Last evening, my friend C. told me about an experience she had earlier in the day, of driving along and suddenly seeing a cross at the head of the street. Not just a cross, but The Cross. As she got nearer, she realized it was “only” a telephone pole, but the experience convinced her to continue looking for Crosses in moments of dayliness. She could not have known it at the time, or even afterward, but her words continue to be an inspiration, a reminder, a witness to me. I woke up this morning thinking about them.
It is eight days since I arrived at the Dominican House of Studies in Washington for a four-day retreat/reconnaissance tour. (On arrival, I was thinking about writing a book, a thought that seems presumptuous to me today.) Since I am a blogger, I blogged about my experience at the DHS, but always there was this nagging feeling of presumption, that I was absurdly quick to form judgments, that I was, after all, an outsider, an intruder. The exemplary men living in the House of Studies seemed to take my presumption in stride, and in friendship.
This morning, after further thoughts of C.’s Cross, I opened my e-mail to find a note from a Dominican father working overseas. He said that someone had directed him to my posts about the DHS. I must admit that I momentarily braced myself for criticism. Instead, I received a shower of encouragement.
Father L. in fact asked me to excuse his audacity in writing! Can you believe that? I thought I was the audacious one.
“It has been a great pleasure for me to read about your impressions of our house in Washington,” Father L. wrote. “It's the place where I really fell in love with the Dominican life as a young professional in D.C., and where I lived during six very happy years, and it's filled with my brothers and friends, many of whom you met. . . .
“It is always a grace to know, in the concrete,” he continued in a much longer message, “that our communal life is bearing fruit. And, as Aristotle says, the best friends are joined most closely when they love the same things, especially when those are the highest things. So to read about how much you love the same things that I love, well, it made me experience again the joy of, and my gratitude for, the unmerited gift of my vocation to be a Dominican.”
After re-reading Father L.’s message, I had to re-read it, then read it aloud to my wife. I guess the message I take away is this: It is hard sometimes to speak up on matters of faith, and especially from personal experience. Especially in our culture, where faith is so often suspect. But we are always witnesses, whether we like it or not; it’s just a question of to what we witness.

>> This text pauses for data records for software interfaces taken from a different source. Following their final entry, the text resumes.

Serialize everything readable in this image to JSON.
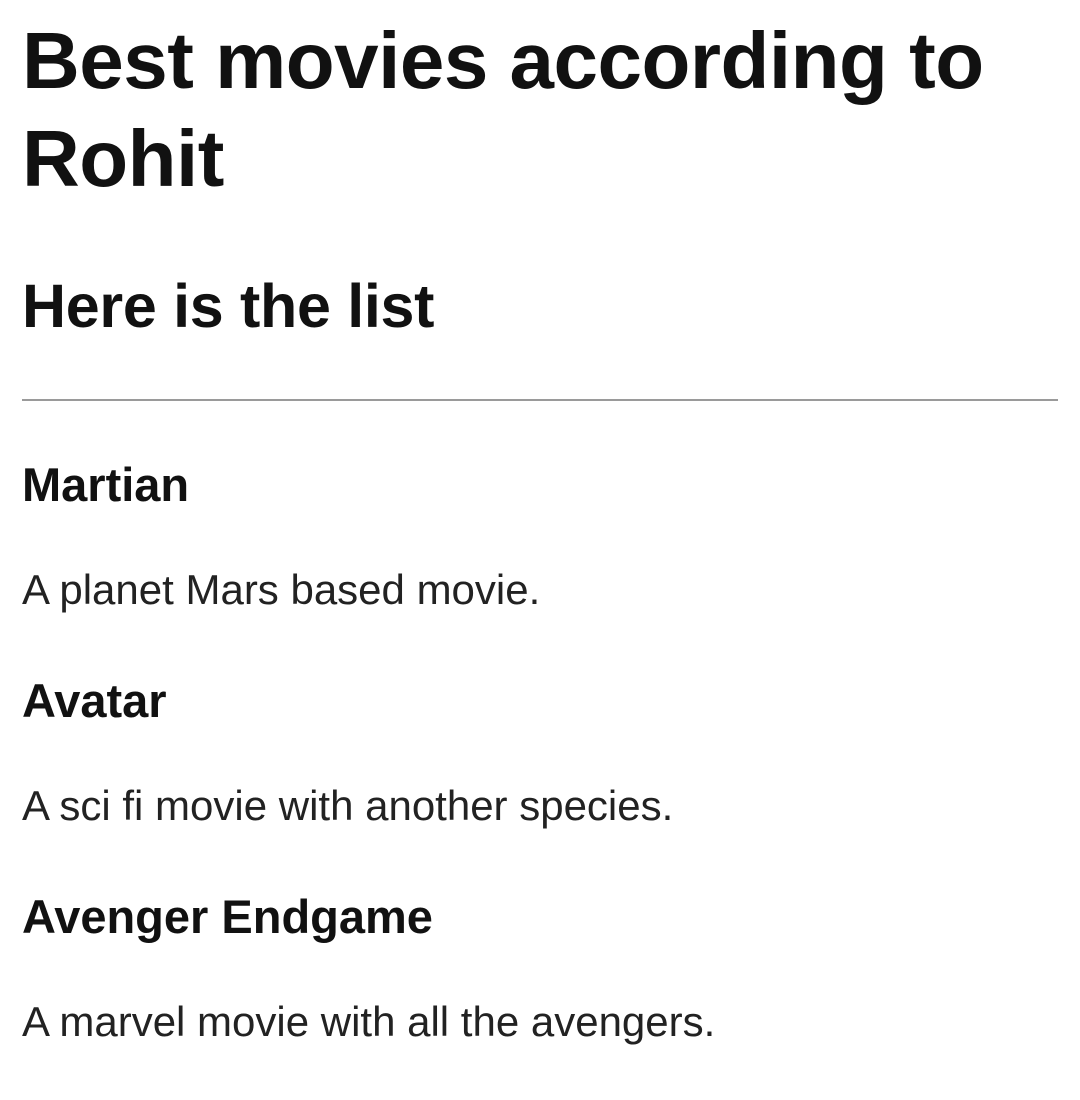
{
  "page": {
    "title": "Best movies according to Rohit",
    "subtitle": "Here is the list"
  },
  "movies": [
    {
      "name": "Martian",
      "description": "A planet Mars based movie."
    },
    {
      "name": "Avatar",
      "description": "A sci fi movie with another species."
    },
    {
      "name": "Avenger Endgame",
      "description": "A marvel movie with all the avengers."
    }
  ]
}
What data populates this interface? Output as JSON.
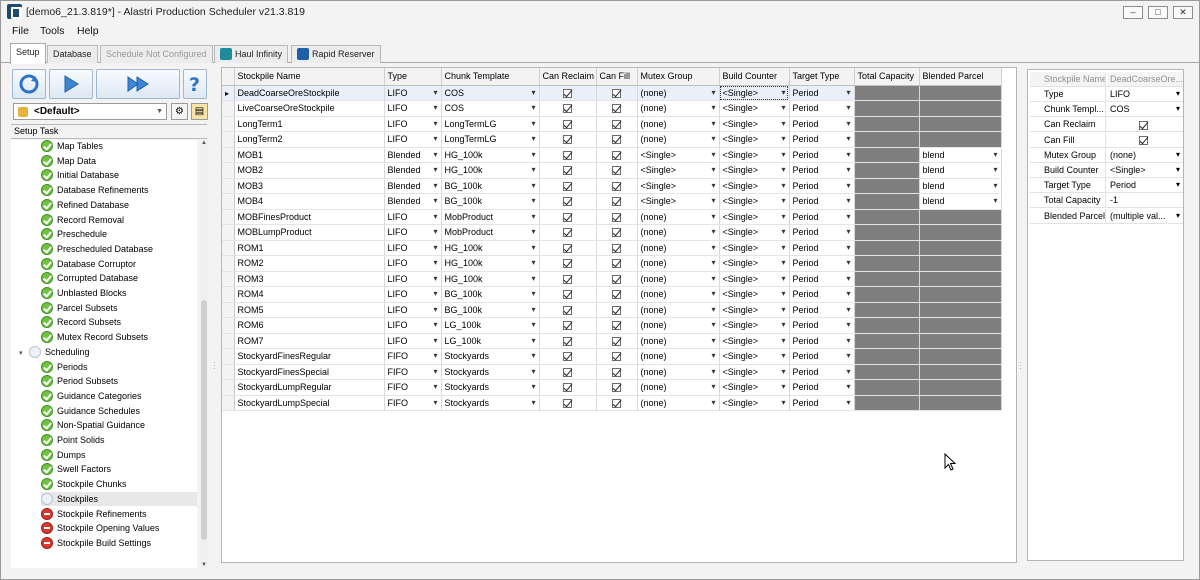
{
  "window": {
    "title": "[demo6_21.3.819*] - Alastri Production Scheduler v21.3.819",
    "icon": "app-logo-icon",
    "controls": {
      "minimize": "–",
      "maximize": "□",
      "close": "✕"
    }
  },
  "menu": [
    "File",
    "Tools",
    "Help"
  ],
  "tabs": [
    {
      "label": "Setup",
      "state": "active"
    },
    {
      "label": "Database",
      "state": "normal"
    },
    {
      "label": "Schedule Not Configured",
      "state": "disabled"
    },
    {
      "label": "Haul Infinity",
      "state": "normal",
      "icon": "haul-infinity-icon"
    },
    {
      "label": "Rapid Reserver",
      "state": "normal",
      "icon": "rapid-reserver-icon"
    }
  ],
  "toolbar": {
    "buttons": [
      "refresh-icon",
      "play-icon",
      "fast-forward-icon",
      "help-icon"
    ],
    "profile": "<Default>"
  },
  "setup_task": {
    "header": "Setup Task",
    "items": [
      {
        "label": "Map Tables",
        "status": "ok",
        "level": 1
      },
      {
        "label": "Map Data",
        "status": "ok",
        "level": 1
      },
      {
        "label": "Initial Database",
        "status": "ok",
        "level": 1
      },
      {
        "label": "Database Refinements",
        "status": "ok",
        "level": 1
      },
      {
        "label": "Refined Database",
        "status": "ok",
        "level": 1
      },
      {
        "label": "Record Removal",
        "status": "ok",
        "level": 1
      },
      {
        "label": "Preschedule",
        "status": "ok",
        "level": 1
      },
      {
        "label": "Prescheduled Database",
        "status": "ok",
        "level": 1
      },
      {
        "label": "Database Corruptor",
        "status": "ok",
        "level": 1
      },
      {
        "label": "Corrupted Database",
        "status": "ok",
        "level": 1
      },
      {
        "label": "Unblasted Blocks",
        "status": "ok",
        "level": 1
      },
      {
        "label": "Parcel Subsets",
        "status": "ok",
        "level": 1
      },
      {
        "label": "Record Subsets",
        "status": "ok",
        "level": 1
      },
      {
        "label": "Mutex Record Subsets",
        "status": "ok",
        "level": 1
      },
      {
        "label": "Scheduling",
        "status": "none",
        "level": 0
      },
      {
        "label": "Periods",
        "status": "ok",
        "level": 1
      },
      {
        "label": "Period Subsets",
        "status": "ok",
        "level": 1
      },
      {
        "label": "Guidance Categories",
        "status": "ok",
        "level": 1
      },
      {
        "label": "Guidance Schedules",
        "status": "ok",
        "level": 1
      },
      {
        "label": "Non-Spatial Guidance",
        "status": "ok",
        "level": 1
      },
      {
        "label": "Point Solids",
        "status": "ok",
        "level": 1
      },
      {
        "label": "Dumps",
        "status": "ok",
        "level": 1
      },
      {
        "label": "Swell Factors",
        "status": "ok",
        "level": 1
      },
      {
        "label": "Stockpile Chunks",
        "status": "ok",
        "level": 1
      },
      {
        "label": "Stockpiles",
        "status": "none",
        "level": 1,
        "selected": true
      },
      {
        "label": "Stockpile Refinements",
        "status": "err",
        "level": 1
      },
      {
        "label": "Stockpile Opening Values",
        "status": "err",
        "level": 1
      },
      {
        "label": "Stockpile Build Settings",
        "status": "err",
        "level": 1
      }
    ]
  },
  "stockpiles": {
    "columns": [
      "Stockpile Name",
      "Type",
      "Chunk Template",
      "Can Reclaim",
      "Can Fill",
      "Mutex Group",
      "Build Counter",
      "Target Type",
      "Total Capacity",
      "Blended Parcel"
    ],
    "rows": [
      {
        "name": "DeadCoarseOreStockpile",
        "type": "LIFO",
        "chunk": "COS",
        "reclaim": true,
        "fill": true,
        "mutex": "(none)",
        "build": "<Single>",
        "target": "Period",
        "blended": null
      },
      {
        "name": "LiveCoarseOreStockpile",
        "type": "LIFO",
        "chunk": "COS",
        "reclaim": true,
        "fill": true,
        "mutex": "(none)",
        "build": "<Single>",
        "target": "Period",
        "blended": null
      },
      {
        "name": "LongTerm1",
        "type": "LIFO",
        "chunk": "LongTermLG",
        "reclaim": true,
        "fill": true,
        "mutex": "(none)",
        "build": "<Single>",
        "target": "Period",
        "blended": null
      },
      {
        "name": "LongTerm2",
        "type": "LIFO",
        "chunk": "LongTermLG",
        "reclaim": true,
        "fill": true,
        "mutex": "(none)",
        "build": "<Single>",
        "target": "Period",
        "blended": null
      },
      {
        "name": "MOB1",
        "type": "Blended",
        "chunk": "HG_100k",
        "reclaim": true,
        "fill": true,
        "mutex": "<Single>",
        "build": "<Single>",
        "target": "Period",
        "blended": "blend"
      },
      {
        "name": "MOB2",
        "type": "Blended",
        "chunk": "HG_100k",
        "reclaim": true,
        "fill": true,
        "mutex": "<Single>",
        "build": "<Single>",
        "target": "Period",
        "blended": "blend"
      },
      {
        "name": "MOB3",
        "type": "Blended",
        "chunk": "BG_100k",
        "reclaim": true,
        "fill": true,
        "mutex": "<Single>",
        "build": "<Single>",
        "target": "Period",
        "blended": "blend"
      },
      {
        "name": "MOB4",
        "type": "Blended",
        "chunk": "BG_100k",
        "reclaim": true,
        "fill": true,
        "mutex": "<Single>",
        "build": "<Single>",
        "target": "Period",
        "blended": "blend"
      },
      {
        "name": "MOBFinesProduct",
        "type": "LIFO",
        "chunk": "MobProduct",
        "reclaim": true,
        "fill": true,
        "mutex": "(none)",
        "build": "<Single>",
        "target": "Period",
        "blended": null
      },
      {
        "name": "MOBLumpProduct",
        "type": "LIFO",
        "chunk": "MobProduct",
        "reclaim": true,
        "fill": true,
        "mutex": "(none)",
        "build": "<Single>",
        "target": "Period",
        "blended": null
      },
      {
        "name": "ROM1",
        "type": "LIFO",
        "chunk": "HG_100k",
        "reclaim": true,
        "fill": true,
        "mutex": "(none)",
        "build": "<Single>",
        "target": "Period",
        "blended": null
      },
      {
        "name": "ROM2",
        "type": "LIFO",
        "chunk": "HG_100k",
        "reclaim": true,
        "fill": true,
        "mutex": "(none)",
        "build": "<Single>",
        "target": "Period",
        "blended": null
      },
      {
        "name": "ROM3",
        "type": "LIFO",
        "chunk": "HG_100k",
        "reclaim": true,
        "fill": true,
        "mutex": "(none)",
        "build": "<Single>",
        "target": "Period",
        "blended": null
      },
      {
        "name": "ROM4",
        "type": "LIFO",
        "chunk": "BG_100k",
        "reclaim": true,
        "fill": true,
        "mutex": "(none)",
        "build": "<Single>",
        "target": "Period",
        "blended": null
      },
      {
        "name": "ROM5",
        "type": "LIFO",
        "chunk": "BG_100k",
        "reclaim": true,
        "fill": true,
        "mutex": "(none)",
        "build": "<Single>",
        "target": "Period",
        "blended": null
      },
      {
        "name": "ROM6",
        "type": "LIFO",
        "chunk": "LG_100k",
        "reclaim": true,
        "fill": true,
        "mutex": "(none)",
        "build": "<Single>",
        "target": "Period",
        "blended": null
      },
      {
        "name": "ROM7",
        "type": "LIFO",
        "chunk": "LG_100k",
        "reclaim": true,
        "fill": true,
        "mutex": "(none)",
        "build": "<Single>",
        "target": "Period",
        "blended": null
      },
      {
        "name": "StockyardFinesRegular",
        "type": "FIFO",
        "chunk": "Stockyards",
        "reclaim": true,
        "fill": true,
        "mutex": "(none)",
        "build": "<Single>",
        "target": "Period",
        "blended": null
      },
      {
        "name": "StockyardFinesSpecial",
        "type": "FIFO",
        "chunk": "Stockyards",
        "reclaim": true,
        "fill": true,
        "mutex": "(none)",
        "build": "<Single>",
        "target": "Period",
        "blended": null
      },
      {
        "name": "StockyardLumpRegular",
        "type": "FIFO",
        "chunk": "Stockyards",
        "reclaim": true,
        "fill": true,
        "mutex": "(none)",
        "build": "<Single>",
        "target": "Period",
        "blended": null
      },
      {
        "name": "StockyardLumpSpecial",
        "type": "FIFO",
        "chunk": "Stockyards",
        "reclaim": true,
        "fill": true,
        "mutex": "(none)",
        "build": "<Single>",
        "target": "Period",
        "blended": null
      }
    ]
  },
  "properties": {
    "header": {
      "label": "Stockpile Name",
      "value": "DeadCoarseOre..."
    },
    "rows": [
      {
        "label": "Type",
        "value": "LIFO",
        "kind": "dropdown"
      },
      {
        "label": "Chunk Templ...",
        "value": "COS",
        "kind": "dropdown"
      },
      {
        "label": "Can Reclaim",
        "value": "true",
        "kind": "check"
      },
      {
        "label": "Can Fill",
        "value": "true",
        "kind": "check"
      },
      {
        "label": "Mutex Group",
        "value": "(none)",
        "kind": "dropdown"
      },
      {
        "label": "Build Counter",
        "value": "<Single>",
        "kind": "dropdown"
      },
      {
        "label": "Target Type",
        "value": "Period",
        "kind": "dropdown"
      },
      {
        "label": "Total Capacity",
        "value": "-1",
        "kind": "text"
      },
      {
        "label": "Blended Parcel",
        "value": "(multiple val...",
        "kind": "dropdown"
      }
    ]
  },
  "colors": {
    "accent": "#3a7fc7",
    "disabled_cell": "#7f7f7f",
    "ok": "#6ec43e",
    "error": "#d8382f"
  }
}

Thanks to Father L., I will continue to witness here, surely encouraged, hopefully chastened. I opened the Office of Readings this morning and found these words:
The man of God welcomes the light,
So that all may see that his deeds are true.
I guess my seeing a personal message in these words suggests that I think I am a “man of God.” But then, if I am not a man of God, what am I?